Chrissy led us on a night walk into the eco reserve the other night. It was an interesting mix of emotions: excitement, curiousity, fear, awe, disillusionment, sadness. The exciting part was just entering the dark trail, hearing all the sounds of the forest and seeing that first huge moth we came across with the glowing eyes reflected in the light of our head-lamps. At the first ojo indigena (they call them lagunas here - Chrissy says they're technically sink-holes. Sink-holes? Who wants to swim in a sink-hole?) a big bird came swooping at me from across the water, screeching. Chrissy identified it as a black crowned night heron. The curiousity of what was making all those different sounds in the dark, what was lurking just beyond those trees, just out of reach of the beams of our intrusive flashlights. The awe of seeing tarantulas that big, just by the path or on top of a termite mound - huge, huge, huge, and hairy - gargantuan was the word that struck me. They have an almost purply tint to them, they are so black. As we took pictures, I had the brilliant idea of laying a pen near the tarantula for scale - just as I laid it down, the monster attacked the pen, lunging at it, jumping on top of it and grapping it with its mighty, venemous fangs. We all jumped back in fear, startled - it had looked so docile, so dormant, just sitting there, until the pen got too close. I barely had my hand away when it pounced. We took plenty of pictures with the tarantula with the pen - I checked back on it twice to see if it had lost interest in the pen, but the first time I checked back, although it had let it go from its fangs, it was still sitting on top of it. The second time I checked, on our way out of the reserve, both the pen and the tarantula were gone. Where did it take my pen? If a thousand tarantulas were given a thousand pens and a thousand years, what masterpiece could they create? The disillusionment came when we all turned out our headlamps and flashlights, trying to experience something of the mystery and inky blackness of nature at night the wilderness. We got quiet and peered around in the dark...we were just starting to appreciate the magic when the distinctively aggravating music from the kiddy center at the hotel came drifting through the trees, reminding us that we had not gone anywhere, that although this beach area was once covered with forest like this, it had mostly all been killed, knocked down, developed, golf-coursed, paved, etc. On the way out, it was sad to see a dead hermit crab - like the ones Ritchie and I are studying, crunched and on the border of death in the gravel at the entrance - we had trampled it either on entering or exiting the reserve. How many other little animals had we unknowingly trampled in there? So, a bittersweet end to an amazing night - I wonder how many visitors to the hotel even bother exploring the reserve, to see what was left of we've done away with...(thank God that the founders had some sort of eco vision for the place - I can't imagine that Club Med or any of the other resorts have any sort of eco-reserve at all).

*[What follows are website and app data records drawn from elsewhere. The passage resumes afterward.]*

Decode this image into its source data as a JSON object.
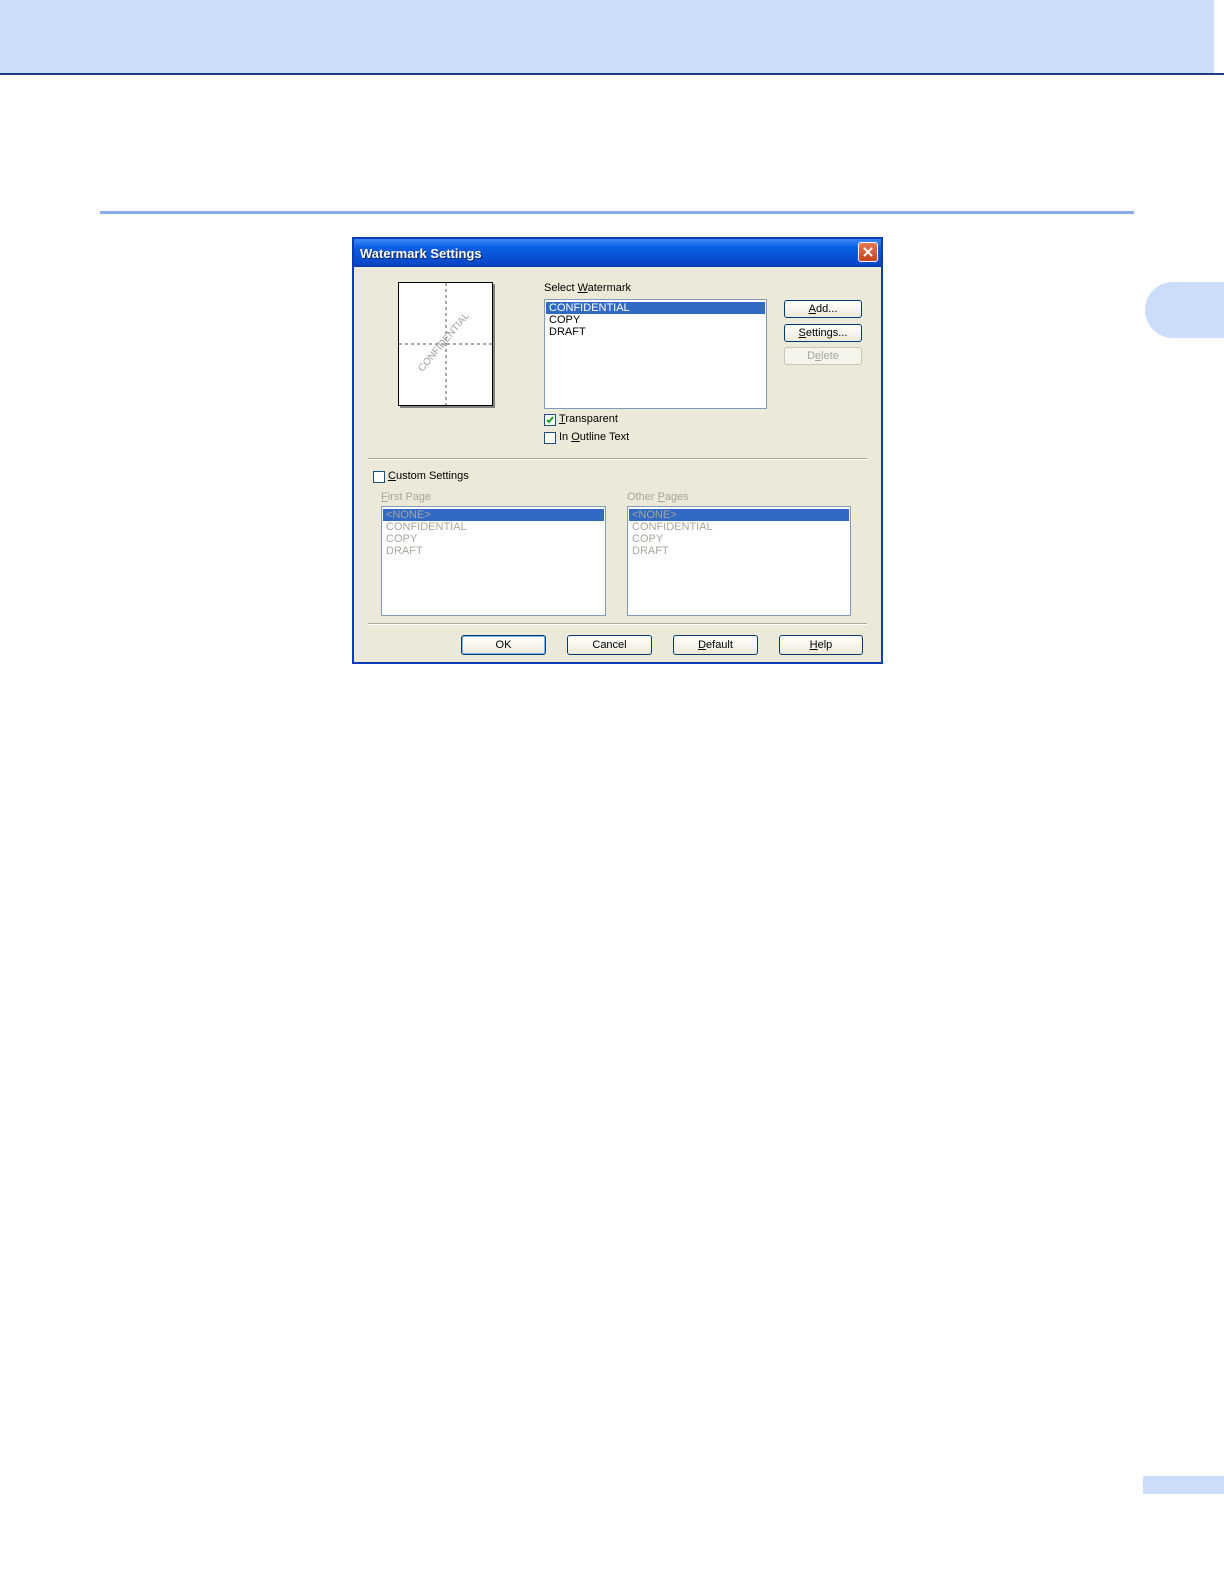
{
  "dialog": {
    "title": "Watermark Settings",
    "preview_watermark": "CONFIDENTIAL",
    "select_watermark_label": "Select Watermark",
    "watermarks": [
      "CONFIDENTIAL",
      "COPY",
      "DRAFT"
    ],
    "selected_index": 0,
    "buttons": {
      "add": "Add...",
      "settings": "Settings...",
      "delete": "Delete"
    },
    "transparent": {
      "label": "Transparent",
      "checked": true
    },
    "outline": {
      "label": "In Outline Text",
      "checked": false
    },
    "custom_settings": {
      "label": "Custom Settings",
      "checked": false
    },
    "first_page": {
      "label": "First Page",
      "items": [
        "<NONE>",
        "CONFIDENTIAL",
        "COPY",
        "DRAFT"
      ]
    },
    "other_pages": {
      "label": "Other Pages",
      "items": [
        "<NONE>",
        "CONFIDENTIAL",
        "COPY",
        "DRAFT"
      ]
    },
    "footer": {
      "ok": "OK",
      "cancel": "Cancel",
      "default": "Default",
      "help": "Help"
    }
  }
}
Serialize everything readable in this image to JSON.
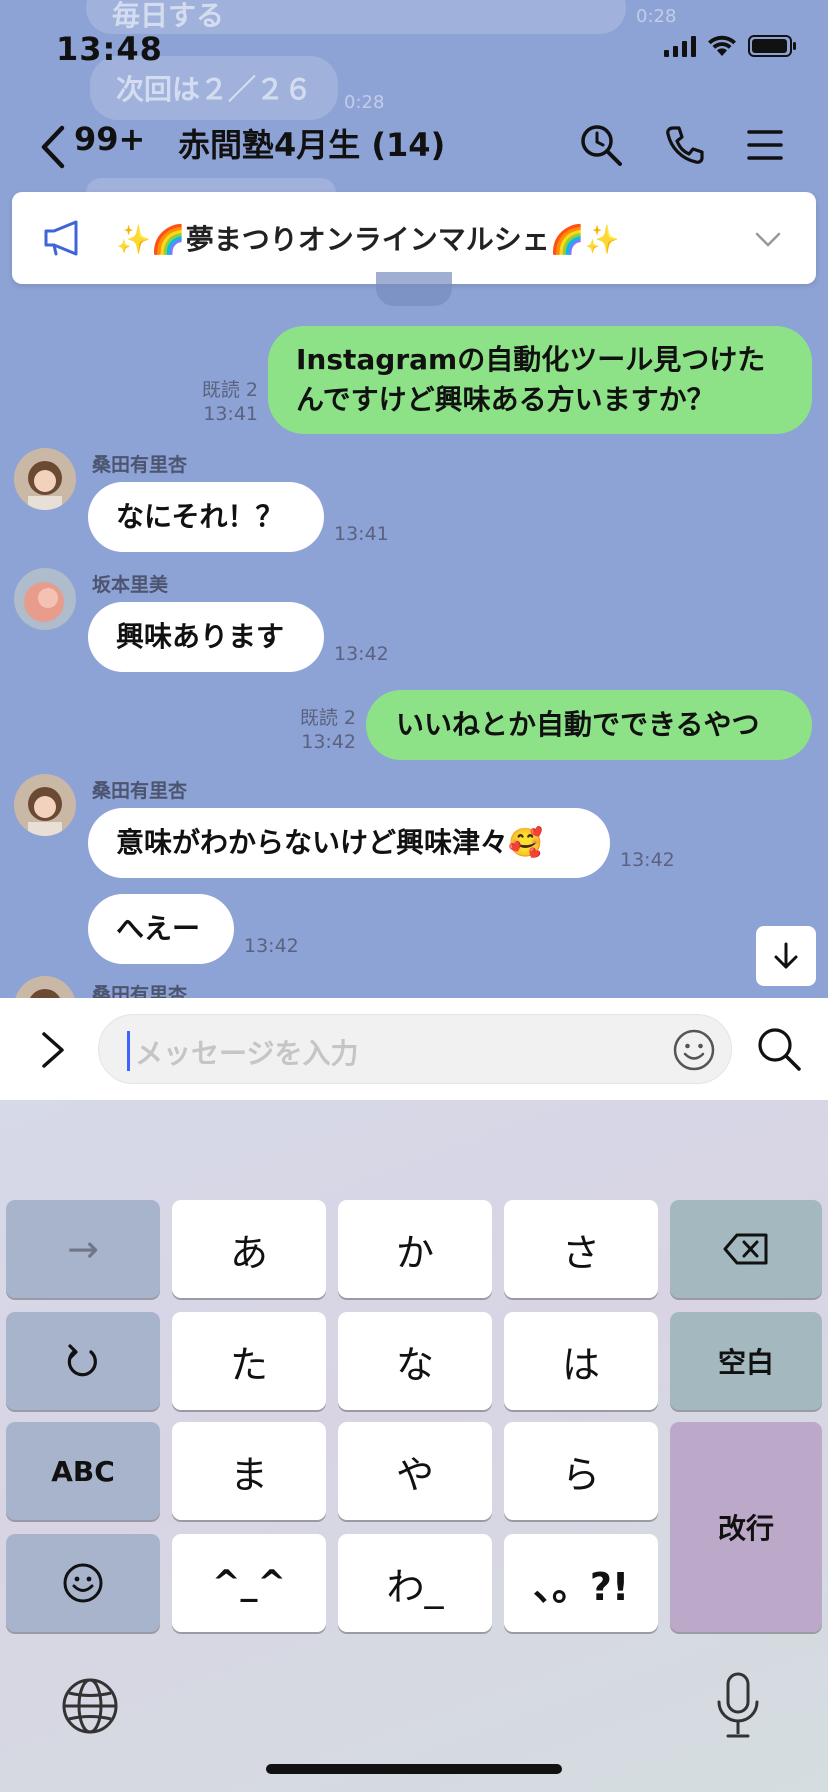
{
  "status": {
    "time": "13:48"
  },
  "ghost": {
    "msg1": "毎日する",
    "msg1_time": "0:28",
    "msg2": "次回は２／２６",
    "msg2_time": "0:28"
  },
  "header": {
    "back_count": "99+",
    "title": "赤間塾4月生 (14)"
  },
  "announcement": {
    "text": "✨🌈夢まつりオンラインマルシェ🌈✨"
  },
  "messages": [
    {
      "direction": "out",
      "text_line1": "Instagramの自動化ツール見つけた",
      "text_line2": "んですけど興味ある方いますか？",
      "read": "既読 2",
      "time": "13:41"
    },
    {
      "direction": "in",
      "sender": "桑田有里杏",
      "text": "なにそれ！？",
      "time": "13:41"
    },
    {
      "direction": "in",
      "sender": "坂本里美",
      "text": "興味あります",
      "time": "13:42"
    },
    {
      "direction": "out",
      "text": "いいねとか自動でできるやつ",
      "read": "既読 2",
      "time": "13:42"
    },
    {
      "direction": "in",
      "sender": "桑田有里杏",
      "text": "意味がわからないけど興味津々🥰",
      "time": "13:42"
    },
    {
      "direction": "in",
      "sender": "",
      "text": "へえー",
      "time": "13:42"
    },
    {
      "direction": "in",
      "sender": "桑田有里杏",
      "text": "",
      "time": ""
    }
  ],
  "input": {
    "placeholder": "メッセージを入力"
  },
  "keyboard": {
    "row1": [
      "→",
      "あ",
      "か",
      "さ",
      "delete"
    ],
    "row2": [
      "undo",
      "た",
      "な",
      "は",
      "空白"
    ],
    "row3": [
      "ABC",
      "ま",
      "や",
      "ら"
    ],
    "row4": [
      "emoji",
      "^_^",
      "わ_",
      "、。?!"
    ],
    "enter": "改行"
  }
}
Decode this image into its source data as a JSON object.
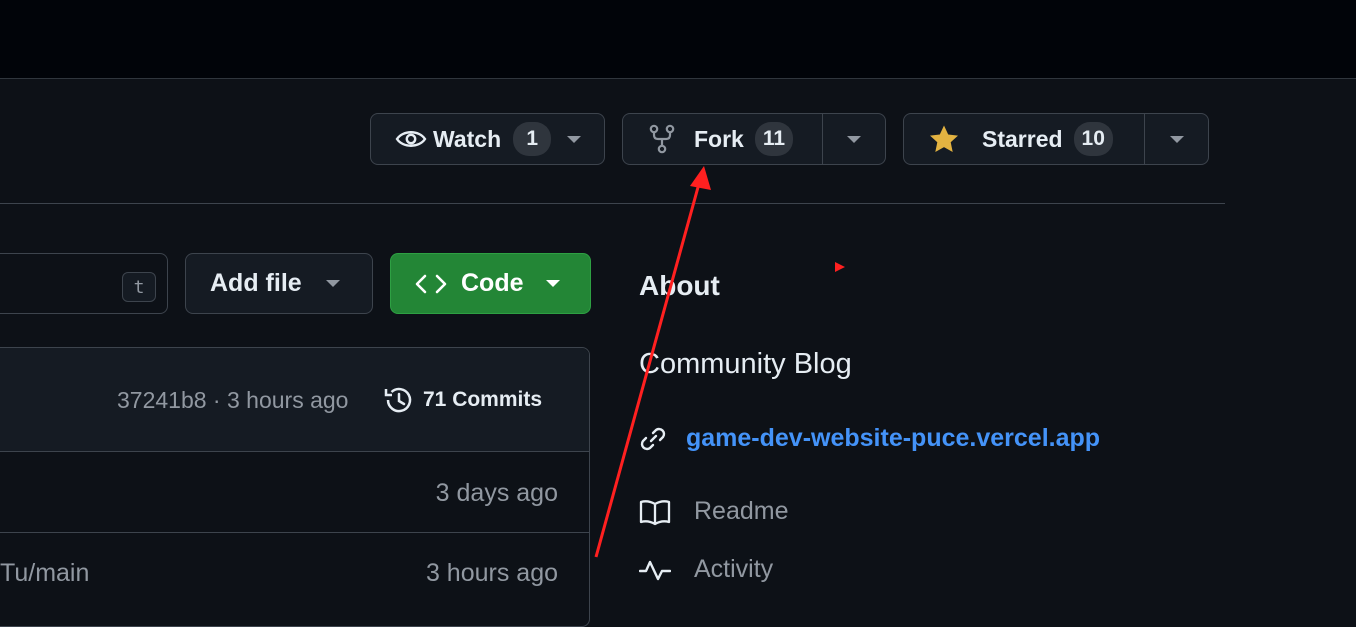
{
  "repo_actions": {
    "watch": {
      "label": "Watch",
      "count": "1"
    },
    "fork": {
      "label": "Fork",
      "count": "11"
    },
    "star": {
      "label": "Starred",
      "count": "10"
    }
  },
  "file_bar": {
    "search_shortcut": "t",
    "add_file_label": "Add file",
    "code_label": "Code"
  },
  "latest_commit": {
    "hash_time": "37241b8 · 3 hours ago",
    "commits_label": "71 Commits"
  },
  "file_rows": [
    {
      "name": "",
      "time": "3 days ago"
    },
    {
      "name": "Tu/main",
      "time": "3 hours ago"
    }
  ],
  "about": {
    "heading": "About",
    "description": "Community Blog",
    "link": "game-dev-website-puce.vercel.app",
    "items": [
      "Readme",
      "Activity"
    ]
  },
  "colors": {
    "background": "#0d1117",
    "topbar": "#010409",
    "code_button": "#238636",
    "link": "#4493f8",
    "star": "#e3b341",
    "annotation_arrow": "#ff2020"
  }
}
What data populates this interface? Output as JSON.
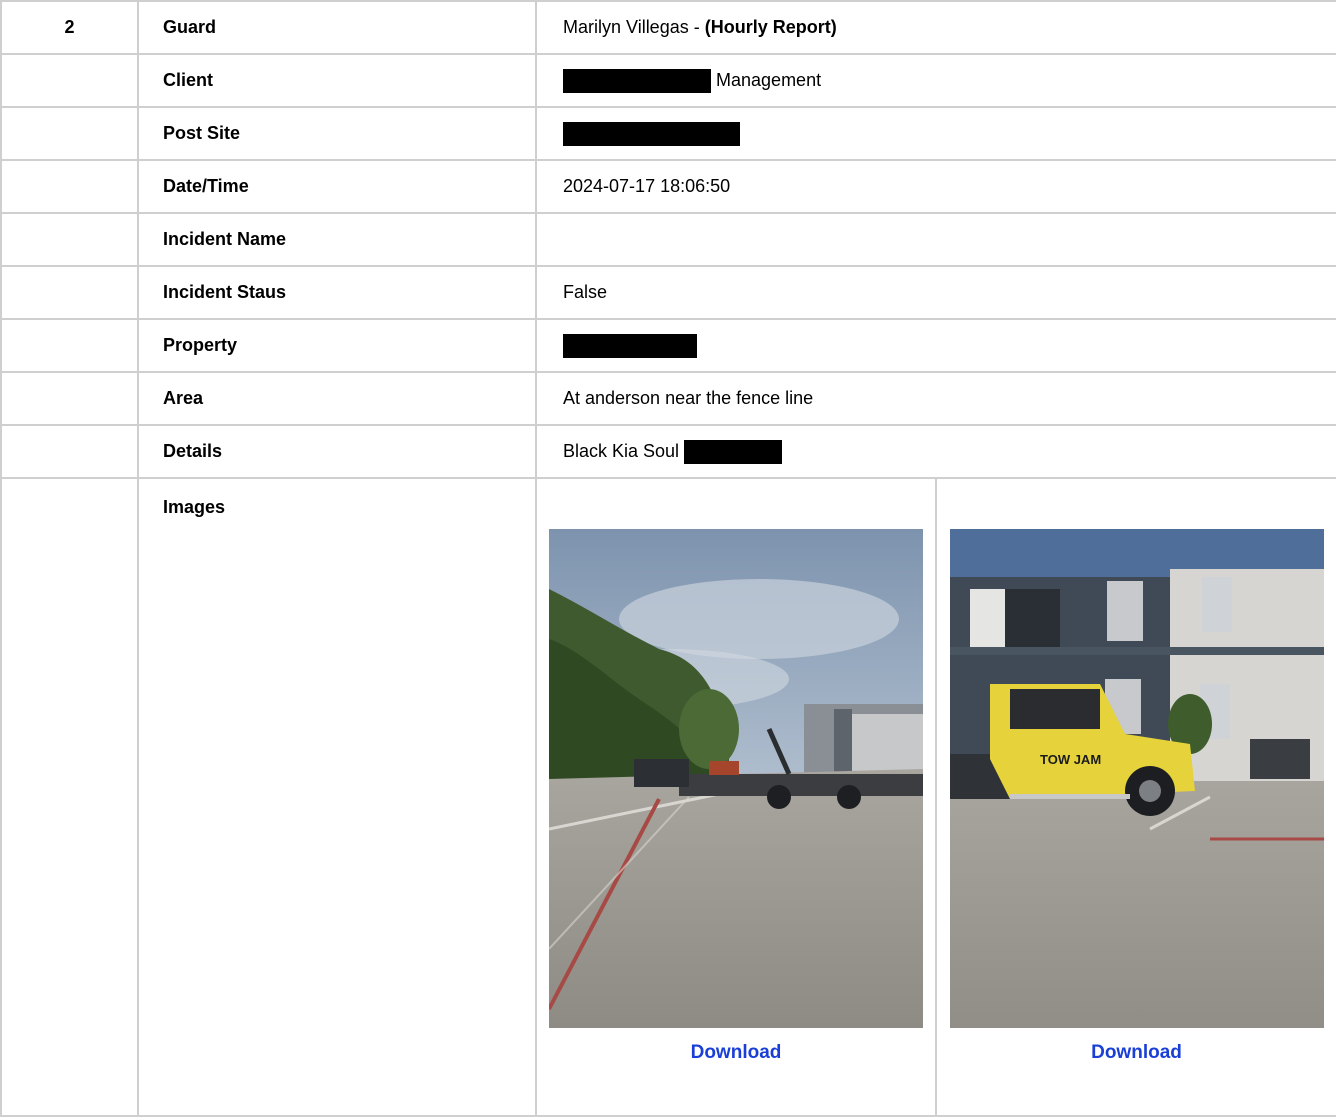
{
  "report": {
    "row_number": "2",
    "rows": {
      "guard": {
        "label": "Guard",
        "value_name": "Marilyn Villegas - ",
        "value_type": "(Hourly Report)"
      },
      "client": {
        "label": "Client",
        "value_suffix": "Management"
      },
      "post_site": {
        "label": "Post Site"
      },
      "datetime": {
        "label": "Date/Time",
        "value": "2024-07-17 18:06:50"
      },
      "incident_name": {
        "label": "Incident Name",
        "value": ""
      },
      "incident_status": {
        "label": "Incident Staus",
        "value": "False"
      },
      "property": {
        "label": "Property"
      },
      "area": {
        "label": "Area",
        "value": "At anderson near the fence line"
      },
      "details": {
        "label": "Details",
        "value": "Black Kia Soul"
      },
      "images": {
        "label": "Images"
      }
    },
    "images": [
      {
        "download_label": "Download"
      },
      {
        "download_label": "Download"
      }
    ]
  },
  "colors": {
    "link": "#1a3fd6",
    "border": "#cfcfcf",
    "redaction": "#000000"
  },
  "tow_sign": {
    "text": "TOW JAM"
  }
}
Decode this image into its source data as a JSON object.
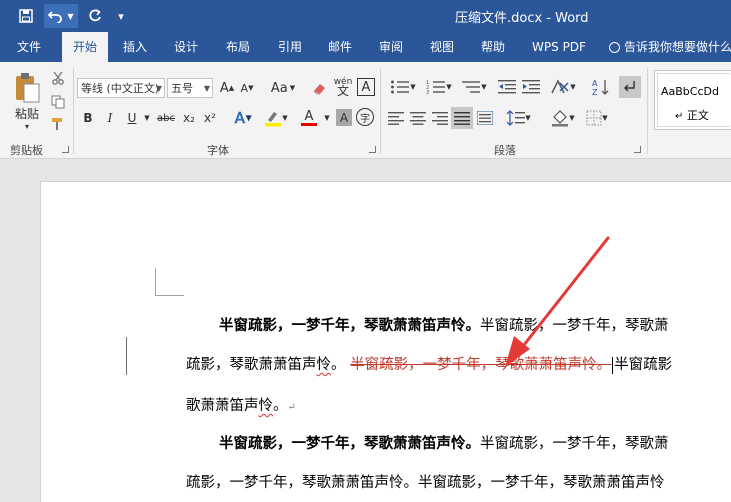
{
  "titlebar": {
    "title": "压缩文件.docx  -  Word",
    "undo_icon": "undo-icon",
    "redo_icon": "redo-icon",
    "save_icon": "save-icon"
  },
  "tabs": [
    "文件",
    "开始",
    "插入",
    "设计",
    "布局",
    "引用",
    "邮件",
    "审阅",
    "视图",
    "帮助",
    "WPS PDF"
  ],
  "active_tab": "开始",
  "tellme": "告诉我你想要做什么",
  "ribbon": {
    "paste_label": "粘贴",
    "clipboard_group": "剪贴板",
    "font_group": "字体",
    "paragraph_group": "段落",
    "font_name": "等线 (中文正文)",
    "font_size": "五号",
    "font_grow": "A",
    "font_shrink": "A",
    "change_case": "Aa",
    "phonetic": "wén",
    "char_border": "A",
    "bold": "B",
    "italic": "I",
    "underline": "U",
    "strikethrough": "abc",
    "subscript": "x₂",
    "superscript": "x²",
    "text_effect": "A",
    "font_color": "A",
    "char_shading": "A",
    "enclose_char": "字",
    "style_preview": "AaBbCcDd",
    "style_name": "正文"
  },
  "document": {
    "para1_bold": "半窗疏影，一梦千年，琴歌萧萧笛声怜。",
    "para1_rest_line1": "半窗疏影，一梦千年，琴歌萧",
    "para1_line2_start": "疏影，琴歌萧萧笛声",
    "para1_line2_squig": "怜",
    "para1_line2_period": "。",
    "para1_deleted": "半窗疏影，一梦千年，琴歌萧萧笛声怜。",
    "para1_line2_end": "半窗疏影",
    "para1_line3": "歌萧萧笛声",
    "para1_line3_squig": "怜",
    "para1_line3_end": "。",
    "para_mark": "↵",
    "para2_bold": "半窗疏影，一梦千年，琴歌萧萧笛声怜。",
    "para2_rest_line1": "半窗疏影，一梦千年，琴歌萧",
    "para2_line2": "疏影，一梦千年，琴歌萧萧笛声怜。半窗疏影，一梦千年，琴歌萧萧笛声怜"
  },
  "colors": {
    "titlebar": "#2b579a",
    "ribbon": "#f3f3f3",
    "arrow": "#e53935",
    "deleted_text": "#c0392b"
  }
}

Pigs in the Trash!

Pigs in the trash!

I have been very intrigued by the variety of signs I have witnessed here in Punta Cana specifically for the staff members of the Punta Cana Club. Everyday as I would walk from the beach via the employee walk to the biodiversity center, I would pass signs that caught my attention. I especially loved the sign depicting that pregnant women got priority parking! Additionally, there were at least ten signs that read, “No Seas ‘foto de chanco’, Pon la basura en el zafacón”- Don’t be a ‘picture of pig’, put your trash in the trashcan. Everyday as I walked to the biodiversity center, I admired these signs especially with the irony of the plastic water bottles and other rubbish decorating the fields by these signs. The day I decided to bring my camera to take photos of these signs, I discovered that all ten signs were removed. I was surprised to see them missing as they were a part of my everyday scenery. What happened to the “Don’t Be A Pig” sign? It was then that I realized that though the trash remained on the ground and not in the trashcan as the pig signs pleaded, the pigs themselves were put in the trashcan. Pobre Chancos!